Each of the entries should be retyped precisely as it appears.

• Exercise material
========
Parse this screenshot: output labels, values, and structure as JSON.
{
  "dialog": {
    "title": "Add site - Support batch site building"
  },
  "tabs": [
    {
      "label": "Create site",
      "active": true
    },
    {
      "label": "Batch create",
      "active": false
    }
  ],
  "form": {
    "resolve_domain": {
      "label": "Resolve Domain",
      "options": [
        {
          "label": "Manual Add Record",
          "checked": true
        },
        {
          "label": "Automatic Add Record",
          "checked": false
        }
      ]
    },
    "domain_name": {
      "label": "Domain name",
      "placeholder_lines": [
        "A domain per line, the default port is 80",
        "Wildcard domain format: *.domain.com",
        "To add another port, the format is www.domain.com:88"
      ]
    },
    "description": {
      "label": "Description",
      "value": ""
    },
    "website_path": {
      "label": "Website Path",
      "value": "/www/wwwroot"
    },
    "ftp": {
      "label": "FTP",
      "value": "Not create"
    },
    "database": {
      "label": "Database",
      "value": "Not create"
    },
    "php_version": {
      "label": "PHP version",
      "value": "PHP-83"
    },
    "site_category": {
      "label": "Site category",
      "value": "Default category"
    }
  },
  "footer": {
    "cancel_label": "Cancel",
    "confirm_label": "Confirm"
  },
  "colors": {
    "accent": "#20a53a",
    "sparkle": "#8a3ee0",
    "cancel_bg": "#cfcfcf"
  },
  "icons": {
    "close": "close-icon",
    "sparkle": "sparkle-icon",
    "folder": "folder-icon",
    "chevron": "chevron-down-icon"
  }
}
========
• Written response
Parse this screenshot: output labels, values, and structure as JSON.
{
  "dialog": {
    "title": "Add site - Support batch site building"
  },
  "tabs": [
    {
      "label": "Create site",
      "active": true
    },
    {
      "label": "Batch create",
      "active": false
    }
  ],
  "form": {
    "resolve_domain": {
      "label": "Resolve Domain",
      "options": [
        {
          "label": "Manual Add Record",
          "checked": true
        },
        {
          "label": "Automatic Add Record",
          "checked": false
        }
      ]
    },
    "domain_name": {
      "label": "Domain name",
      "placeholder_lines": [
        "A domain per line, the default port is 80",
        "Wildcard domain format: *.domain.com",
        "To add another port, the format is www.domain.com:88"
      ]
    },
    "description": {
      "label": "Description",
      "value": ""
    },
    "website_path": {
      "label": "Website Path",
      "value": "/www/wwwroot"
    },
    "ftp": {
      "label": "FTP",
      "value": "Not create"
    },
    "database": {
      "label": "Database",
      "value": "Not create"
    },
    "php_version": {
      "label": "PHP version",
      "value": "PHP-83"
    },
    "site_category": {
      "label": "Site category",
      "value": "Default category"
    }
  },
  "footer": {
    "cancel_label": "Cancel",
    "confirm_label": "Confirm"
  },
  "colors": {
    "accent": "#20a53a",
    "sparkle": "#8a3ee0",
    "cancel_bg": "#cfcfcf"
  },
  "icons": {
    "close": "close-icon",
    "sparkle": "sparkle-icon",
    "folder": "folder-icon",
    "chevron": "chevron-down-icon"
  }
}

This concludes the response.